“It’s important to understand consumers’ needs,” said McNeill. “Pools are generally under-used. Instead, we’ll see a gym, steam room, preferably his and her and a dry sauna.”

He noted the Tandem project in Burnaby, now under construction by Anthem Properties, is a good example where first-time home buyers living in two towers will share an amenity building in the middle of the towers. This club does not have a pool.

“The buyers were budget conscious and they liked this building offered a lifestyle. They will have a full spa, gym, sauna, hot tub, a big party room with a large screen TV, and leather couches. It feels like a sports bar,” said McNeill, adding without the pool the monthly maintenance fees are affordable, ranging from $120 to $200.

Vancouver resident France Stewart and her husband Alexander take possession next month of a condo in the 32-storey Park West project by Concord Pacific, which overlooks Granville Island.

Residents of Park West and three other nearby towers that Concord built around the new George Wainborn Park will have access to Club Viva, a 70,000-square-foot full-amenity building.

“It would be impossible for just one highrise to afford it but this way the (maintenance) cost is shared and it provides a luxury,” said Stewart.

She said the club has a large pool, a “spectacular” gym, a party room, two theatre rooms and a library.

“Clubs are really important for resale. That’s what people are looking for,” she said.

She added having a club on site also gets people out of their cars and enjoying a quality lifestyle without having to stray far from home.

This was certainly the appeal for buyers of Sagebrook, a Polygon development in Langley that was geared toward first time buyers. There a 5,000-square-foot resort-style clubhouse will provide residents a space with a large, high-ceiling guest room as well as a billiards table and stone fireplace. There’s a fully equipped kitchen and an exercise room as well.

Another new development that offers two full clubhouses to be shared by four towers is Hamptons Park by Cressy Development in Richmond.
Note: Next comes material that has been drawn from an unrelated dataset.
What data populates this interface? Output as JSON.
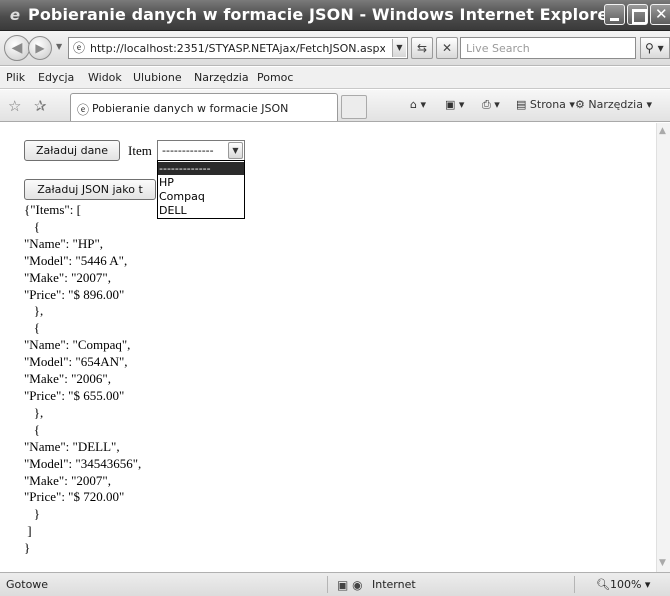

Both club houses have indoor pools surrounded by windows to let in the full light, his and her saunas, a billiard rooms and outdoor barbecues that can be booked by owners whenever they are entertaining.

“We see the value of providing this type of amenity in major developments,” said Cressy vice-president Hani Lammam.

“In a smaller project the challenge is maintaining such a facility and it becomes too cost prohibitive.”

Lammam said a project would need at least 200 units for it to be worthwhile to build a clubhouse. He added a larger project allows the maintenance costs to be shared by more owners, making it more cost effective.

© The Vancouver Sun 2005